The Firebird painting featuring Prince Ivan, Princess Tsarevna, and The Firebird. Artist Unknown.
The Firebird ballet has a long and rich history spanning nearly a century. The original production was conceived in 1910 by Serge Diaghilev, Michel Fokine, and Igor Stravinsky from the Ballets Russes. The ballet’s obscurity and popularity has led to numerous productions and reproductions throughout the years. In February, made possible with a generous gift by Barbara and Donald Ottosen, Ballet Arizona will present a new version of The Firebird. Conceptualized and choreographed by Artistic Director Ib Andersen, this ballet will preserve the original fairy tale story but recasts the production in a post-21st Century world.
To understand and enjoy our upcoming production of The Firebird, we have to take a look at the original fairy tale to get a sense of the thematic plotlines and character archetypes. Below, you can read the synopsis of the 1954 Royal Ballet revival of the original production, from George Balanchine and Francis Mason’s book 101 Stories of the Great Ballets.
The curtain rises on the enchanted garden of the sinister Kastchei.
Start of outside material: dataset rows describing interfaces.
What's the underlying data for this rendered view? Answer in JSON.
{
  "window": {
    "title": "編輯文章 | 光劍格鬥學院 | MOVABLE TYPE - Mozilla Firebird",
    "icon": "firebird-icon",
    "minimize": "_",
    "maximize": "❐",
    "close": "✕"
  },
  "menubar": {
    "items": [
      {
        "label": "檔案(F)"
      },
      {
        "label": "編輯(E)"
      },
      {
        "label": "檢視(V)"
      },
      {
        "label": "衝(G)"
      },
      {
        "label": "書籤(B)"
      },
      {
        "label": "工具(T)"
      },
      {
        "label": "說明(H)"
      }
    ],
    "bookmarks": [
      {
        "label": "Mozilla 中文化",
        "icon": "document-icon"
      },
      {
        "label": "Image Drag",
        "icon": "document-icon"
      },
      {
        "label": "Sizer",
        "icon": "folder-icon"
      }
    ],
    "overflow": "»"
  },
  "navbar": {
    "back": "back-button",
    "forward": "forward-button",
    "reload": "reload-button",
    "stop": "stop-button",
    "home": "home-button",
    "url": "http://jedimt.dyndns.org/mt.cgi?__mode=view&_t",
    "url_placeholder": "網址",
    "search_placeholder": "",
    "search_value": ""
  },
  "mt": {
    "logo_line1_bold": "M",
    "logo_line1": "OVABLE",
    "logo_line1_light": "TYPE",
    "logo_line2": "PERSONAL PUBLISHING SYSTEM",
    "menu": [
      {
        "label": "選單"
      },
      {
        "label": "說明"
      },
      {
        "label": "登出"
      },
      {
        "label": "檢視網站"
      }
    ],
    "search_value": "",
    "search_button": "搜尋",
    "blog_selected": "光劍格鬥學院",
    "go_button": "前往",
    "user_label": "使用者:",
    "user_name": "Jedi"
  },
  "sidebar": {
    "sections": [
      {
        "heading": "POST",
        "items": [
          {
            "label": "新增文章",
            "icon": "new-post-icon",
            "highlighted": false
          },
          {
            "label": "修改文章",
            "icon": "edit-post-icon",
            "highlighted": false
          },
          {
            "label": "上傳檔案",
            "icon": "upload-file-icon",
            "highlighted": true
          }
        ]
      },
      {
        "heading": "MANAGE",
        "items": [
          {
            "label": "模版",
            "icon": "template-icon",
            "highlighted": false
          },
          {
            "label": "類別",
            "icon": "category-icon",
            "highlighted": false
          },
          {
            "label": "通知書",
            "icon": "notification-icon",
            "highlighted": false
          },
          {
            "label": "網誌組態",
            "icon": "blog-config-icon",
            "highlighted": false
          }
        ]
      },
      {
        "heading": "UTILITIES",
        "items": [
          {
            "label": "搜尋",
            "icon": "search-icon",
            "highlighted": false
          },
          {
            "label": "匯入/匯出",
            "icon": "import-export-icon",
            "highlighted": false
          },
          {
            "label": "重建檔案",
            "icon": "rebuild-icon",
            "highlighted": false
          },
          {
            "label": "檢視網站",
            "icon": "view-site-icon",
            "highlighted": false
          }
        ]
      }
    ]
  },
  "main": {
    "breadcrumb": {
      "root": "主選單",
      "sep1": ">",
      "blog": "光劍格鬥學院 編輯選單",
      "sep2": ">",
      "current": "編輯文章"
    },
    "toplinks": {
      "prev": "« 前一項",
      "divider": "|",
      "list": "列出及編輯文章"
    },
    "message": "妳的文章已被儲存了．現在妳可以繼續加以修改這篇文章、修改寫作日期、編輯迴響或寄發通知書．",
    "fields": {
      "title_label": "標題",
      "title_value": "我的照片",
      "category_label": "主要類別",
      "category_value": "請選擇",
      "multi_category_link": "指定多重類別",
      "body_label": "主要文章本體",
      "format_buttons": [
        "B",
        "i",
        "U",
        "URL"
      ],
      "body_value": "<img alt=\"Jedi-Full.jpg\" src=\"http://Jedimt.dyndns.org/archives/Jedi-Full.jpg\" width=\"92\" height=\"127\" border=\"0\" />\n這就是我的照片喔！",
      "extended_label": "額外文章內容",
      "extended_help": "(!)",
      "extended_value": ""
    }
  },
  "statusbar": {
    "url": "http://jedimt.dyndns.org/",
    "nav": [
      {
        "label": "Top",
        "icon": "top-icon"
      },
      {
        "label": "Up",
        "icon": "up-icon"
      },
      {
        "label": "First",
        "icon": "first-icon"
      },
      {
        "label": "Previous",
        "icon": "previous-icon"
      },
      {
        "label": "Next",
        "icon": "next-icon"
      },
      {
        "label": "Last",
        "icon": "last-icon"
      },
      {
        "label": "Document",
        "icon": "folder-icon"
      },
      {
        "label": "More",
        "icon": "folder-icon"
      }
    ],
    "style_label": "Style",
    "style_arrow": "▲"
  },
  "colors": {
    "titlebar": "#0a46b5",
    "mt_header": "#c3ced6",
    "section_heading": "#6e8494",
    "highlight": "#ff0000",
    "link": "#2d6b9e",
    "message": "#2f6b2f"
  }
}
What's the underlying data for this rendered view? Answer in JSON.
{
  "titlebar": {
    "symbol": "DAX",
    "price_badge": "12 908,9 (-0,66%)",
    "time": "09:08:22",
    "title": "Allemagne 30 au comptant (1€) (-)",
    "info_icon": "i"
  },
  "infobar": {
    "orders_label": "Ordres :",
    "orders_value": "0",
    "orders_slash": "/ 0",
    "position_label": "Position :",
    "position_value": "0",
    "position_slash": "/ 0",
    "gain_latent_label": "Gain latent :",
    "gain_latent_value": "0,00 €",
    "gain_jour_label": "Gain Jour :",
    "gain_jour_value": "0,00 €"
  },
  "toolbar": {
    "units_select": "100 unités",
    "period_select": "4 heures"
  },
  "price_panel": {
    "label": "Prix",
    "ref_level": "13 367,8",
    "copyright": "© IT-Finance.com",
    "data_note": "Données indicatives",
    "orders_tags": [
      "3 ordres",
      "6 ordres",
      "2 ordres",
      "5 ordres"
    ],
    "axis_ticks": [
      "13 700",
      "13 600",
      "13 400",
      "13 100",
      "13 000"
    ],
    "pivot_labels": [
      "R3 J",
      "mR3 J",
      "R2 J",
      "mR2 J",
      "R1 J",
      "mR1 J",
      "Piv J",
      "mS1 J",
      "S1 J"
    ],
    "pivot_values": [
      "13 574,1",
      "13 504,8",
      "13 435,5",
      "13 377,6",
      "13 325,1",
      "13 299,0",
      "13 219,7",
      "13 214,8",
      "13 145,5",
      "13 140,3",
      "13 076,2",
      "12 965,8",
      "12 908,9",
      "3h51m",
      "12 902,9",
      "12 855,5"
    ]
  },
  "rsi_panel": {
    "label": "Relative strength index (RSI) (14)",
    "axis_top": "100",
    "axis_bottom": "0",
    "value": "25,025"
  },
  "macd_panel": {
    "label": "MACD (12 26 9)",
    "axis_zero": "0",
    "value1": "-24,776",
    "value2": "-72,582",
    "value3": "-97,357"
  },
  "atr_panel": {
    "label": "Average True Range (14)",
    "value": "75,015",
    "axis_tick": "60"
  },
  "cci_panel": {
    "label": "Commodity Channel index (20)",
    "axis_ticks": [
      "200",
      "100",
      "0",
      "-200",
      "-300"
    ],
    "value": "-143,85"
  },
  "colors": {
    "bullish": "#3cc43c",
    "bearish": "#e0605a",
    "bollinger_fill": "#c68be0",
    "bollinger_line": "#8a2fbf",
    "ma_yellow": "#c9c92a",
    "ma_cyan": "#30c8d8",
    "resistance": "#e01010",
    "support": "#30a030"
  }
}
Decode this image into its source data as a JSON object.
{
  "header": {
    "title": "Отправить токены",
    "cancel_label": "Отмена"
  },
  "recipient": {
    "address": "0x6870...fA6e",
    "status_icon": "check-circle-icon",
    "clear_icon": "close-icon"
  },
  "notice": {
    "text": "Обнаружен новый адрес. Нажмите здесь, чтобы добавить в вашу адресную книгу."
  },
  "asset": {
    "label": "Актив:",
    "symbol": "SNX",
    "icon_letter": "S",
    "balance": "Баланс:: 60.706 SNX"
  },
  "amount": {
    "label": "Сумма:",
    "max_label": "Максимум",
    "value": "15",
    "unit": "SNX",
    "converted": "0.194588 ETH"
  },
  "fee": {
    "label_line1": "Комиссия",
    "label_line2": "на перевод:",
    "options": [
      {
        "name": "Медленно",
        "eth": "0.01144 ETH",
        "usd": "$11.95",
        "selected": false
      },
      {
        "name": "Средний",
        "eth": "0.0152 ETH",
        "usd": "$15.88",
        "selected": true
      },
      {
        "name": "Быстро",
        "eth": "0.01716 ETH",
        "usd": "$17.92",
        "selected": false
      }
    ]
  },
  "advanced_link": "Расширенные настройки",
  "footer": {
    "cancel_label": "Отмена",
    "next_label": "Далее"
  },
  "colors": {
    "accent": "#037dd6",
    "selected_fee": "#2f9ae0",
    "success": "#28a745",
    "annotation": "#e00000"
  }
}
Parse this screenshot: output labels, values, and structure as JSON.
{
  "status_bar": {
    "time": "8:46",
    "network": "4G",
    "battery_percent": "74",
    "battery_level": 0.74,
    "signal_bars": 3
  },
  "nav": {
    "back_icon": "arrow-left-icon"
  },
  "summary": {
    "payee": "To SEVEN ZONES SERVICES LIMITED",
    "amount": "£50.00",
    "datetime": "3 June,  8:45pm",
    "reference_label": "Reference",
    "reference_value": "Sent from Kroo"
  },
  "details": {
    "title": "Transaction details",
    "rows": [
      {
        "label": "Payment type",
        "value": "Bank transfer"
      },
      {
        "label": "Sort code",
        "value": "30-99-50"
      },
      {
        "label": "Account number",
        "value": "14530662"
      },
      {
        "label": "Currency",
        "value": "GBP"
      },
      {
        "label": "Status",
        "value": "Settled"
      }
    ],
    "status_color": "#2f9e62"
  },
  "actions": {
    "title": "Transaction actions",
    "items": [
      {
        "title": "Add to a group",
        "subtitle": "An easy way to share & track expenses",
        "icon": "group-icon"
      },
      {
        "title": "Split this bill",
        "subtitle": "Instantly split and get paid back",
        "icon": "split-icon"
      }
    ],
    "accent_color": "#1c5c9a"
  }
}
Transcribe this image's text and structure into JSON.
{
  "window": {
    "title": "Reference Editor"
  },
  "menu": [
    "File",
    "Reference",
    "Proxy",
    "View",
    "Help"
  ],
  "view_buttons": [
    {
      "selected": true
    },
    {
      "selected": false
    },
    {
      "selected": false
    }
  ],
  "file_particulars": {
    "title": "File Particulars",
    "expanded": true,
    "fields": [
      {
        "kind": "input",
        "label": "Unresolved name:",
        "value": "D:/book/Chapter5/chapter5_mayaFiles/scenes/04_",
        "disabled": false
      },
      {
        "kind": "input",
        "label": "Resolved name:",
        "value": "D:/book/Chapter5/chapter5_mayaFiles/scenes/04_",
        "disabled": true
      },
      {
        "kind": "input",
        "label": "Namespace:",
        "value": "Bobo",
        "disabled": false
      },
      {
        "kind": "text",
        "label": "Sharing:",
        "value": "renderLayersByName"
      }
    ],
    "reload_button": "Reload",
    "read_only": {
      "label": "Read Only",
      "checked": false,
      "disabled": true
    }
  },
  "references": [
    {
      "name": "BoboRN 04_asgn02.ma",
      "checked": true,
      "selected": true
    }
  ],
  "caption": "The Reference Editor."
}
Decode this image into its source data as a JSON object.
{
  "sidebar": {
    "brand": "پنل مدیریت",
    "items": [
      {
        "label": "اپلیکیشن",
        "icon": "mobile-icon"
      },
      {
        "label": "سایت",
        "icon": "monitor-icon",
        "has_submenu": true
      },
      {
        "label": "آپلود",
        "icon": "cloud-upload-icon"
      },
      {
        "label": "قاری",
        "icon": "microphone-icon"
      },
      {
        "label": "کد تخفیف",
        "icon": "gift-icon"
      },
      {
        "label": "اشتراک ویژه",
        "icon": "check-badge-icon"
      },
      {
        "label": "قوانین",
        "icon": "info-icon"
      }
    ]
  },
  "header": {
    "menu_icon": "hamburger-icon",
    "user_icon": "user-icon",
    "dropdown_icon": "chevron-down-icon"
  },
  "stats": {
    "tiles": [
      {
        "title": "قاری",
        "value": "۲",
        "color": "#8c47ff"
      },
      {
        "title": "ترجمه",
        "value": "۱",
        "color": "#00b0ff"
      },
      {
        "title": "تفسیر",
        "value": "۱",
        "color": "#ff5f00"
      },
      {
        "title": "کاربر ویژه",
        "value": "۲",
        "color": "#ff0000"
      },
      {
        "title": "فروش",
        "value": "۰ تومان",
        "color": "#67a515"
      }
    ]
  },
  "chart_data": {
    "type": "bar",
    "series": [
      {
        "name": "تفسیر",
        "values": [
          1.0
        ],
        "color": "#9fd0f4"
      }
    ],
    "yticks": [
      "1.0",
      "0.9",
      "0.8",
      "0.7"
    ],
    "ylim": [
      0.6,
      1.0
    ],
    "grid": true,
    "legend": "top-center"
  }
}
A high golden fence protects his golden fruit and the lovely princesses he has captured. The Firebird appears, followed by Prince Ivan. The Firebird attempts to steal the golden apples from Kastchei’s magic tree but Ivan captures her. He vows that he will not let her go unless she gives him one of her feathers. With her feather as the talisman, he is assured of her magic intercession if he should ever need it. The Firebird yields to his entreaties and leaves.
Now in the growing darkness, Ivan learns from the most beautiful of the captive maidens held prisoner by Kastchei how the evil magician entraps innocent travelers and turns them into stone. Ivan is attracted to the lovely creature who tells him this strange story and they dance. At dawn, they kiss and part, the girl warning him not to follow her.
Ivan does not heed the warning. Following after his beloved, he opens the gate to Kastchei’s magic garden and alarms sound, bells peal, and swarms of monsters rush out. Kastchei emerges, his enslaved creatures do him homage, and he approaches Ivan menacingly. The wicked magician tries to turn him to stone but just then Ivan remembers the Firebird’s feather. He waves the feather in Kastchei’s face and the Firebird instantly reappears. She compels Kastchei’s monsters to dance until they collapse. Then, remembering the great egg that holds the soul of the magician, she orders Ivan to steal it. Finding it, Ivan throws the egg into the air. As it falls and breaks, Kastchei dies. Ivan then is free to marry his princess. All at the ceremony rejoice. The Firebird flies away forever.
As with all fairytales, the four basic character archetypes are present in The Firebird’s story: the good magic creature (the Firebird), the bad magic creature (Kastchei), a handsome prince (Prince Ivan), and a beautiful princess (Princess Tsarevna). In Ib Andersen’s production, all of these characters will still be present, but the story will unfold in a futuristic setting alongside a space-age narrative. Featuring celestials, warrior princesses, and alien monsters, Ib Andersen’s The Firebird re-envisions the old-world magic of the original story and presents it in a thrilling and cinematic experience that everyone can enjoy!